There are photographs of the planning for the march. One showing march organizer Bayard Rustin ran in the New York World-Telegram, and a UPI photo shows A. Philip Randolph, Roy Wilkins and Anna Arnold Hedgeman with plans spread out before them. There are marchers lining up to board buses in the pre-dawn darkness. These original photos from the Library of Congress collection have cropping marks and paper stuck to them, reflecting the many times they ran in newspapers around the country. “They are messy and that shows age and use, and we like that,” Curtis said.
The slide show features the only color photographs of the day, by Look magazine’s Stanley Tretick, and shots by one of the few female photographers, Marion Trikosko.
It also features the work of Roosevelt Carter, a news cameraman from Columbus, Ohio. His daughter was cleaning his studio and found a pocket of negatives stuck behind a desk, and donated them to the Library of Congress in 2008. Carter photographed Jackie Robinson and his son at the march. He also shot Lena Horne looking over her shoulder, Charlton Heston, Harry Belafonte and Burt Lancaster.
The exhibition ends with a Freed photograph of a solitary figure, his back to the camera, looking out over the reflecting pool, surrounded by the trash and litter and the remains of the day. It is an image of starkness and contemplation that presages the work to come.
It is an image that draws viewers in even as they are leaving.
A Day Like No Other: Commemorating the 50th Anniversary of the March on Washington
Ground level of the Library of Congress Jefferson Building, 101 Independence Ave. SE, through March 1.
Other fall highlights:
“Mummies of the World,” the largest exhibition of human and animal mummies from South America, Asia, Egypt and other locations around the globe, is making the ninth and final stop on its national tour at the Maryland Science Center in Baltimore. The display — 150 mummies, mummy artifacts and mummy multimedia materials — features well-known examples including a 6,500-year-old Peruvian infant known as the Detmold Child and the Orlovits family, part of a group of 18th-century mummies discovered in a Hungarian church crypt. There’s also an Argentinian howler monkey, a kid favorite — date mummified unknown, reasons someone mummified a monkey also unknown.
Maryland Science Center
601 Light St., Baltimore, Sept. 28 to Jan. 20
The Philadelphia Museum of Art is showing more than 40 European and American abstract sculptures and drawings in “Barbara Chase-Riboud: The Malcolm X Steles.” The exhibition includes bronze and fiber works in an homage to the late civil rights leader, exploring ideas of contradictory associations in theme and material.
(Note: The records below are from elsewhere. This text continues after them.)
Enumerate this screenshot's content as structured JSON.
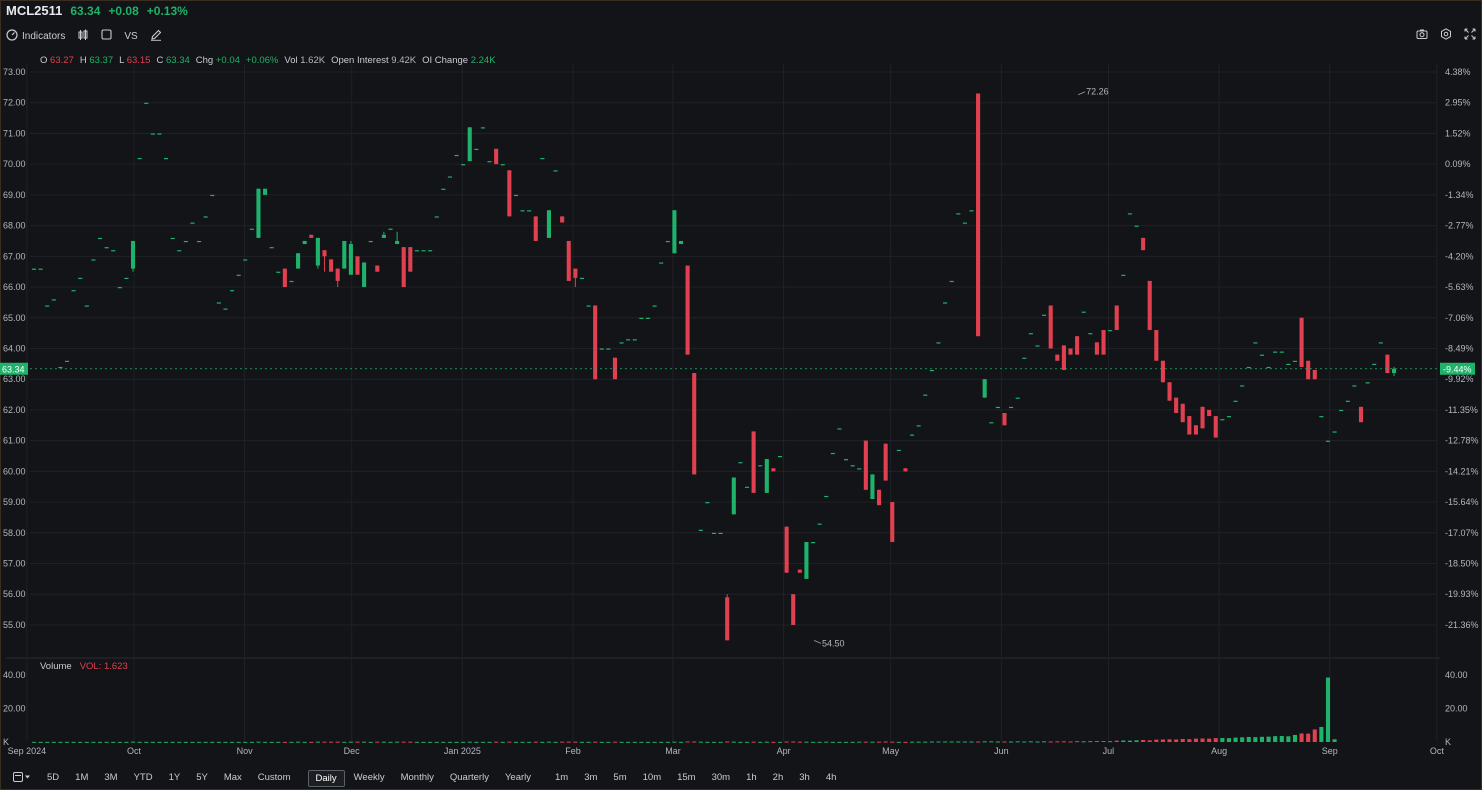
{
  "header": {
    "symbol": "MCL2511",
    "last": "63.34",
    "change": "+0.08",
    "change_pct": "+0.13%"
  },
  "toolbar": {
    "indicators_label": "Indicators",
    "vs_label": "VS",
    "icons_left": [
      "indicators-gauge-icon",
      "candle-type-icon",
      "rectangle-icon",
      "pencil-icon"
    ],
    "icons_right": [
      "camera-icon",
      "settings-icon",
      "fullscreen-icon"
    ]
  },
  "ohlc": {
    "o_label": "O",
    "o_value": "63.27",
    "h_label": "H",
    "h_value": "63.37",
    "l_label": "L",
    "l_value": "63.15",
    "c_label": "C",
    "c_value": "63.34",
    "chg_label": "Chg",
    "chg_value": "+0.04",
    "chg_pct": "+0.06%",
    "vol_label": "Vol",
    "vol_value": "1.62K",
    "oi_label": "Open Interest",
    "oi_value": "9.42K",
    "oichg_label": "OI Change",
    "oichg_value": "2.24K"
  },
  "volume_panel": {
    "label": "Volume",
    "value_label": "VOL: 1.623"
  },
  "ranges": [
    "5D",
    "1M",
    "3M",
    "YTD",
    "1Y",
    "5Y",
    "Max",
    "Custom",
    "Daily",
    "Weekly",
    "Monthly",
    "Quarterly",
    "Yearly",
    "1m",
    "3m",
    "5m",
    "10m",
    "15m",
    "30m",
    "1h",
    "2h",
    "3h",
    "4h"
  ],
  "active_range": "Daily",
  "colors": {
    "up": "#1fb26a",
    "down": "#e0404f",
    "background": "#131418",
    "grid": "#1f2126",
    "last_price_tag": "#1fb26a"
  },
  "chart_data": {
    "type": "candlestick",
    "y_left_ticks": [
      "73.00",
      "72.00",
      "71.00",
      "70.00",
      "69.00",
      "68.00",
      "67.00",
      "66.00",
      "65.00",
      "64.00",
      "63.00",
      "62.00",
      "61.00",
      "60.00",
      "59.00",
      "58.00",
      "57.00",
      "56.00",
      "55.00"
    ],
    "y_right_ticks": [
      "4.38%",
      "2.95%",
      "1.52%",
      "0.09%",
      "-1.34%",
      "-2.77%",
      "-4.20%",
      "-5.63%",
      "-7.06%",
      "-8.49%",
      "-9.92%",
      "-11.35%",
      "-12.78%",
      "-14.21%",
      "-15.64%",
      "-17.07%",
      "-18.50%",
      "-19.93%",
      "-21.36%"
    ],
    "ylim": [
      54.5,
      73.0
    ],
    "x_ticks": [
      "Sep 2024",
      "Oct",
      "Nov",
      "Dec",
      "Jan 2025",
      "Feb",
      "Mar",
      "Apr",
      "May",
      "Jun",
      "Jul",
      "Aug",
      "Sep",
      "Oct"
    ],
    "last_price": "63.34",
    "last_price_pct": "-9.44%",
    "annotations": [
      {
        "label": "72.26",
        "date": "2025-06-23",
        "value": 72.26
      },
      {
        "label": "54.50",
        "date": "2025-04-09",
        "value": 54.5
      }
    ],
    "volume_y_ticks": [
      "40.00",
      "20.00",
      "K"
    ],
    "volume_unit": "K",
    "date_range": [
      "2024-09-03",
      "2025-09-19"
    ],
    "candles": [
      [
        66.6,
        66.6,
        66.6,
        66.6
      ],
      [
        66.6,
        66.6,
        66.6,
        66.6
      ],
      [
        65.4,
        65.4,
        65.4,
        65.4
      ],
      [
        65.6,
        65.6,
        65.6,
        65.6
      ],
      [
        63.4,
        63.4,
        63.4,
        63.4
      ],
      [
        63.6,
        63.6,
        63.6,
        63.6
      ],
      [
        65.9,
        65.9,
        65.9,
        65.9
      ],
      [
        66.3,
        66.3,
        66.3,
        66.3
      ],
      [
        65.4,
        65.4,
        65.4,
        65.4
      ],
      [
        66.9,
        66.9,
        66.9,
        66.9
      ],
      [
        67.6,
        67.6,
        67.6,
        67.6
      ],
      [
        67.3,
        67.3,
        67.3,
        67.3
      ],
      [
        67.2,
        67.2,
        67.2,
        67.2
      ],
      [
        66.0,
        66.0,
        66.0,
        66.0
      ],
      [
        66.3,
        66.3,
        66.3,
        66.3
      ],
      [
        66.6,
        67.5,
        66.5,
        67.5
      ],
      [
        70.2,
        70.2,
        70.2,
        70.2
      ],
      [
        72.0,
        72.0,
        72.0,
        72.0
      ],
      [
        71.0,
        71.0,
        71.0,
        71.0
      ],
      [
        71.0,
        71.0,
        71.0,
        71.0
      ],
      [
        70.2,
        70.2,
        70.2,
        70.2
      ],
      [
        67.6,
        67.6,
        67.6,
        67.6
      ],
      [
        67.2,
        67.2,
        67.2,
        67.2
      ],
      [
        67.5,
        67.5,
        67.5,
        67.5
      ],
      [
        68.1,
        68.1,
        68.1,
        68.1
      ],
      [
        67.5,
        67.5,
        67.5,
        67.5
      ],
      [
        68.3,
        68.3,
        68.3,
        68.3
      ],
      [
        69.0,
        69.0,
        69.0,
        69.0
      ],
      [
        65.5,
        65.5,
        65.5,
        65.5
      ],
      [
        65.3,
        65.3,
        65.3,
        65.3
      ],
      [
        65.9,
        65.9,
        65.9,
        65.9
      ],
      [
        66.4,
        66.4,
        66.4,
        66.4
      ],
      [
        66.9,
        66.9,
        66.9,
        66.9
      ],
      [
        67.9,
        67.9,
        67.9,
        67.9
      ],
      [
        67.6,
        69.2,
        67.6,
        69.2
      ],
      [
        69.0,
        69.2,
        69.0,
        69.2
      ],
      [
        67.3,
        67.3,
        67.3,
        67.3
      ],
      [
        66.5,
        66.5,
        66.5,
        66.5
      ],
      [
        66.6,
        66.6,
        66.0,
        66.0
      ],
      [
        66.2,
        66.2,
        66.2,
        66.2
      ],
      [
        66.6,
        67.1,
        66.6,
        67.1
      ],
      [
        67.4,
        67.5,
        67.4,
        67.5
      ],
      [
        67.7,
        67.7,
        67.6,
        67.6
      ],
      [
        66.7,
        67.6,
        66.6,
        67.6
      ],
      [
        67.2,
        67.2,
        66.5,
        67.0
      ],
      [
        66.9,
        66.9,
        66.5,
        66.5
      ],
      [
        66.6,
        66.6,
        66.0,
        66.2
      ],
      [
        66.6,
        66.6,
        66.6,
        67.5
      ],
      [
        66.4,
        67.5,
        66.4,
        67.4
      ],
      [
        67.0,
        67.0,
        66.5,
        66.4
      ],
      [
        66.0,
        66.7,
        66.0,
        66.8
      ],
      [
        67.5,
        67.5,
        67.5,
        67.5
      ],
      [
        66.7,
        66.7,
        66.5,
        66.5
      ],
      [
        67.6,
        67.8,
        67.6,
        67.7
      ],
      [
        67.9,
        67.9,
        67.9,
        67.9
      ],
      [
        67.4,
        67.8,
        67.4,
        67.5
      ],
      [
        67.3,
        67.3,
        66.0,
        66.0
      ],
      [
        67.3,
        67.3,
        66.5,
        66.5
      ],
      [
        67.2,
        67.2,
        67.2,
        67.2
      ],
      [
        67.2,
        67.2,
        67.2,
        67.2
      ],
      [
        67.2,
        67.2,
        67.2,
        67.2
      ],
      [
        68.3,
        68.3,
        68.3,
        68.3
      ],
      [
        69.2,
        69.2,
        69.2,
        69.2
      ],
      [
        69.6,
        69.6,
        69.6,
        69.6
      ],
      [
        70.3,
        70.3,
        70.3,
        70.3
      ],
      [
        70.0,
        70.0,
        70.0,
        70.0
      ],
      [
        70.1,
        71.2,
        70.1,
        71.2
      ],
      [
        70.5,
        70.5,
        70.5,
        70.5
      ],
      [
        71.2,
        71.2,
        71.2,
        71.2
      ],
      [
        70.1,
        70.1,
        70.1,
        70.1
      ],
      [
        70.5,
        70.5,
        70.0,
        70.0
      ],
      [
        70.0,
        70.0,
        70.0,
        70.0
      ],
      [
        69.8,
        69.8,
        68.3,
        68.3
      ],
      [
        69.0,
        69.0,
        69.0,
        69.0
      ],
      [
        68.5,
        68.5,
        68.5,
        68.5
      ],
      [
        68.5,
        68.5,
        68.5,
        68.5
      ],
      [
        68.3,
        68.3,
        67.5,
        67.5
      ],
      [
        70.2,
        70.2,
        70.2,
        70.2
      ],
      [
        67.6,
        68.5,
        67.6,
        68.5
      ],
      [
        69.8,
        69.8,
        69.8,
        69.8
      ],
      [
        68.3,
        68.3,
        68.1,
        68.1
      ],
      [
        67.5,
        67.5,
        66.2,
        66.2
      ],
      [
        66.6,
        66.6,
        66.0,
        66.3
      ],
      [
        66.3,
        66.3,
        66.3,
        66.3
      ],
      [
        65.4,
        65.4,
        65.4,
        65.4
      ],
      [
        65.4,
        65.4,
        63.0,
        63.0
      ],
      [
        64.0,
        64.0,
        64.0,
        64.0
      ],
      [
        64.0,
        64.0,
        64.0,
        64.0
      ],
      [
        63.7,
        63.7,
        63.0,
        63.0
      ],
      [
        64.2,
        64.2,
        64.2,
        64.2
      ],
      [
        64.3,
        64.3,
        64.3,
        64.3
      ],
      [
        64.3,
        64.3,
        64.3,
        64.3
      ],
      [
        65.0,
        65.0,
        65.0,
        65.0
      ],
      [
        65.0,
        65.0,
        65.0,
        65.0
      ],
      [
        65.4,
        65.4,
        65.4,
        65.4
      ],
      [
        66.8,
        66.8,
        66.8,
        66.8
      ],
      [
        67.5,
        67.5,
        67.5,
        67.5
      ],
      [
        67.1,
        68.5,
        67.1,
        68.5
      ],
      [
        67.4,
        67.5,
        67.4,
        67.5
      ],
      [
        66.7,
        66.7,
        63.8,
        63.8
      ],
      [
        63.2,
        63.2,
        59.9,
        59.9
      ],
      [
        58.1,
        58.1,
        58.1,
        58.1
      ],
      [
        59.0,
        59.0,
        59.0,
        59.0
      ],
      [
        58.0,
        58.0,
        58.0,
        58.0
      ],
      [
        58.0,
        58.0,
        58.0,
        58.0
      ],
      [
        55.9,
        56.0,
        54.5,
        54.5
      ],
      [
        58.6,
        59.8,
        58.6,
        59.8
      ],
      [
        60.3,
        60.3,
        60.3,
        60.3
      ],
      [
        59.5,
        59.5,
        59.5,
        59.5
      ],
      [
        61.3,
        61.3,
        59.3,
        59.3
      ],
      [
        60.2,
        60.2,
        60.2,
        60.2
      ],
      [
        59.3,
        60.4,
        59.3,
        60.4
      ],
      [
        60.1,
        60.1,
        60.0,
        60.0
      ],
      [
        60.5,
        60.5,
        60.5,
        60.5
      ],
      [
        58.2,
        58.2,
        56.7,
        56.7
      ],
      [
        56.0,
        56.0,
        55.0,
        55.0
      ],
      [
        56.8,
        56.8,
        56.7,
        56.7
      ],
      [
        56.5,
        57.7,
        56.5,
        57.7
      ],
      [
        57.7,
        57.7,
        57.7,
        57.7
      ],
      [
        58.3,
        58.3,
        58.3,
        58.3
      ],
      [
        59.2,
        59.2,
        59.2,
        59.2
      ],
      [
        60.6,
        60.6,
        60.6,
        60.6
      ],
      [
        61.4,
        61.4,
        61.4,
        61.4
      ],
      [
        60.4,
        60.4,
        60.4,
        60.4
      ],
      [
        60.2,
        60.2,
        60.2,
        60.2
      ],
      [
        60.1,
        60.1,
        60.1,
        60.1
      ],
      [
        61.0,
        61.0,
        59.4,
        59.4
      ],
      [
        59.1,
        59.9,
        59.1,
        59.9
      ],
      [
        59.4,
        59.4,
        58.9,
        58.9
      ],
      [
        60.9,
        60.9,
        59.7,
        59.7
      ],
      [
        59.0,
        59.0,
        57.7,
        57.7
      ],
      [
        60.7,
        60.7,
        60.7,
        60.7
      ],
      [
        60.1,
        60.1,
        60.0,
        60.0
      ],
      [
        61.2,
        61.2,
        61.2,
        61.2
      ],
      [
        61.5,
        61.5,
        61.5,
        61.5
      ],
      [
        62.5,
        62.5,
        62.5,
        62.5
      ],
      [
        63.3,
        63.3,
        63.3,
        63.3
      ],
      [
        64.2,
        64.2,
        64.2,
        64.2
      ],
      [
        65.5,
        65.5,
        65.5,
        65.5
      ],
      [
        66.2,
        66.2,
        66.2,
        66.2
      ],
      [
        68.4,
        68.4,
        68.4,
        68.4
      ],
      [
        68.1,
        68.1,
        68.1,
        68.1
      ],
      [
        68.5,
        68.5,
        68.5,
        68.5
      ],
      [
        72.3,
        72.3,
        64.4,
        64.4
      ],
      [
        62.4,
        63.0,
        62.4,
        63.0
      ],
      [
        61.6,
        61.6,
        61.6,
        61.6
      ],
      [
        62.1,
        62.1,
        62.1,
        62.1
      ],
      [
        61.9,
        61.9,
        61.5,
        61.5
      ],
      [
        62.1,
        62.1,
        62.1,
        62.1
      ],
      [
        62.4,
        62.4,
        62.4,
        62.4
      ],
      [
        63.7,
        63.7,
        63.7,
        63.7
      ],
      [
        64.5,
        64.5,
        64.5,
        64.5
      ],
      [
        64.1,
        64.1,
        64.1,
        64.1
      ],
      [
        65.1,
        65.1,
        65.1,
        65.1
      ],
      [
        65.4,
        65.4,
        64.0,
        64.0
      ],
      [
        63.8,
        63.8,
        63.6,
        63.6
      ],
      [
        64.1,
        64.1,
        63.3,
        63.3
      ],
      [
        64.0,
        64.0,
        63.8,
        63.8
      ],
      [
        64.4,
        64.4,
        63.8,
        63.8
      ],
      [
        65.2,
        65.2,
        65.2,
        65.2
      ],
      [
        64.5,
        64.5,
        64.5,
        64.5
      ],
      [
        64.2,
        64.2,
        63.8,
        63.8
      ],
      [
        64.6,
        64.6,
        63.8,
        63.8
      ],
      [
        64.6,
        64.6,
        64.6,
        64.6
      ],
      [
        65.4,
        65.4,
        64.6,
        64.6
      ],
      [
        66.4,
        66.4,
        66.4,
        66.4
      ],
      [
        68.4,
        68.4,
        68.4,
        68.4
      ],
      [
        68.0,
        68.0,
        68.0,
        68.0
      ],
      [
        67.6,
        67.6,
        67.2,
        67.2
      ],
      [
        66.2,
        66.2,
        64.6,
        64.6
      ],
      [
        64.6,
        64.6,
        63.6,
        63.6
      ],
      [
        63.6,
        63.6,
        62.9,
        62.9
      ],
      [
        62.9,
        62.9,
        62.3,
        62.3
      ],
      [
        62.4,
        62.4,
        61.9,
        61.9
      ],
      [
        62.2,
        62.2,
        61.6,
        61.6
      ],
      [
        61.8,
        61.8,
        61.2,
        61.2
      ],
      [
        61.5,
        61.5,
        61.2,
        61.2
      ],
      [
        62.1,
        62.1,
        61.4,
        61.4
      ],
      [
        62.0,
        62.0,
        61.8,
        61.8
      ],
      [
        61.8,
        61.8,
        61.1,
        61.1
      ],
      [
        61.7,
        61.7,
        61.7,
        61.7
      ],
      [
        61.8,
        61.8,
        61.8,
        61.8
      ],
      [
        62.3,
        62.3,
        62.3,
        62.3
      ],
      [
        62.8,
        62.8,
        62.8,
        62.8
      ],
      [
        63.4,
        63.4,
        63.4,
        63.4
      ],
      [
        64.2,
        64.2,
        64.2,
        64.2
      ],
      [
        63.8,
        63.8,
        63.8,
        63.8
      ],
      [
        63.4,
        63.4,
        63.4,
        63.4
      ],
      [
        63.9,
        63.9,
        63.9,
        63.9
      ],
      [
        63.9,
        63.9,
        63.9,
        63.9
      ],
      [
        63.5,
        63.5,
        63.5,
        63.5
      ],
      [
        63.6,
        63.6,
        63.6,
        63.6
      ],
      [
        65.0,
        65.0,
        63.4,
        63.4
      ],
      [
        63.6,
        63.6,
        63.0,
        63.0
      ],
      [
        63.3,
        63.3,
        63.0,
        63.0
      ],
      [
        61.8,
        61.8,
        61.8,
        61.8
      ],
      [
        61.0,
        61.0,
        61.0,
        61.0
      ],
      [
        61.3,
        61.3,
        61.3,
        61.3
      ],
      [
        62.0,
        62.0,
        62.0,
        62.0
      ],
      [
        62.3,
        62.3,
        62.3,
        62.3
      ],
      [
        62.8,
        62.8,
        62.8,
        62.8
      ],
      [
        62.1,
        62.1,
        61.6,
        61.6
      ],
      [
        62.9,
        62.9,
        62.9,
        62.9
      ],
      [
        63.5,
        63.5,
        63.5,
        63.5
      ],
      [
        64.2,
        64.2,
        64.2,
        64.2
      ],
      [
        63.8,
        63.8,
        63.2,
        63.2
      ],
      [
        63.2,
        63.4,
        63.1,
        63.34
      ]
    ],
    "volume": [
      0.1,
      0.1,
      0.1,
      0.1,
      0.1,
      0.1,
      0.1,
      0.1,
      0.1,
      0.1,
      0.1,
      0.1,
      0.1,
      0.1,
      0.1,
      0.2,
      0.1,
      0.1,
      0.1,
      0.1,
      0.1,
      0.1,
      0.1,
      0.1,
      0.1,
      0.1,
      0.1,
      0.1,
      0.1,
      0.1,
      0.1,
      0.1,
      0.1,
      0.1,
      0.2,
      0.1,
      0.1,
      0.1,
      0.1,
      0.1,
      0.2,
      0.1,
      0.1,
      0.2,
      0.2,
      0.2,
      0.2,
      0.1,
      0.2,
      0.2,
      0.2,
      0.1,
      0.2,
      0.2,
      0.1,
      0.2,
      0.2,
      0.2,
      0.1,
      0.1,
      0.1,
      0.1,
      0.1,
      0.1,
      0.1,
      0.1,
      0.2,
      0.1,
      0.1,
      0.1,
      0.2,
      0.1,
      0.2,
      0.1,
      0.1,
      0.1,
      0.2,
      0.1,
      0.2,
      0.1,
      0.2,
      0.2,
      0.2,
      0.1,
      0.1,
      0.2,
      0.1,
      0.1,
      0.2,
      0.1,
      0.1,
      0.1,
      0.1,
      0.1,
      0.1,
      0.1,
      0.1,
      0.2,
      0.1,
      0.3,
      0.3,
      0.2,
      0.1,
      0.1,
      0.1,
      0.3,
      0.2,
      0.1,
      0.1,
      0.2,
      0.1,
      0.2,
      0.1,
      0.1,
      0.3,
      0.3,
      0.2,
      0.2,
      0.1,
      0.1,
      0.2,
      0.1,
      0.1,
      0.1,
      0.1,
      0.2,
      0.2,
      0.2,
      0.2,
      0.3,
      0.2,
      0.1,
      0.1,
      0.2,
      0.2,
      0.2,
      0.3,
      0.3,
      0.3,
      0.3,
      0.3,
      0.3,
      0.3,
      0.3,
      0.4,
      0.4,
      0.3,
      0.3,
      0.3,
      0.4,
      0.3,
      0.4,
      0.3,
      0.4,
      0.3,
      0.4,
      0.4,
      0.3,
      0.5,
      0.4,
      0.5,
      0.6,
      0.6,
      0.5,
      0.8,
      0.9,
      0.8,
      1.0,
      1.2,
      1.0,
      1.4,
      1.5,
      1.6,
      1.5,
      1.8,
      1.7,
      2.0,
      2.1,
      2.0,
      2.3,
      2.4,
      2.3,
      2.6,
      2.8,
      3.0,
      2.9,
      3.1,
      3.2,
      3.5,
      3.6,
      3.4,
      4.2,
      5.1,
      5.0,
      7.5,
      9.0,
      38.5,
      1.623
    ]
  }
}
It also includes drawings made during the development of the series and roughly 20 of the artist’s “monument drawings” from 1996-97. The exhibit marks the first major-museum solo exhibition in a decade for the acclaimed 74-year-old poet and visual artist.
Philadelphia Museum of Art
2600 Benjamin Franklin Pkwy., Philadelphia, Sept. 14 through Jan. 20
The Fred W. Smith National Library for the Study of George Washington
, a 45,000-square-foot, $100 million facility housing books, manuscripts and archival material at the Mount Vernon estate, opens to the public Sept. 27. The library, whose capital campaign was launched in 2010, is intended as a scholarly retreat and educational and training center. It will highlight the first president’s intellectual achievements with “Take Note! Washington the Reader,” the library’s inaugural exhibition of books, notes and letters.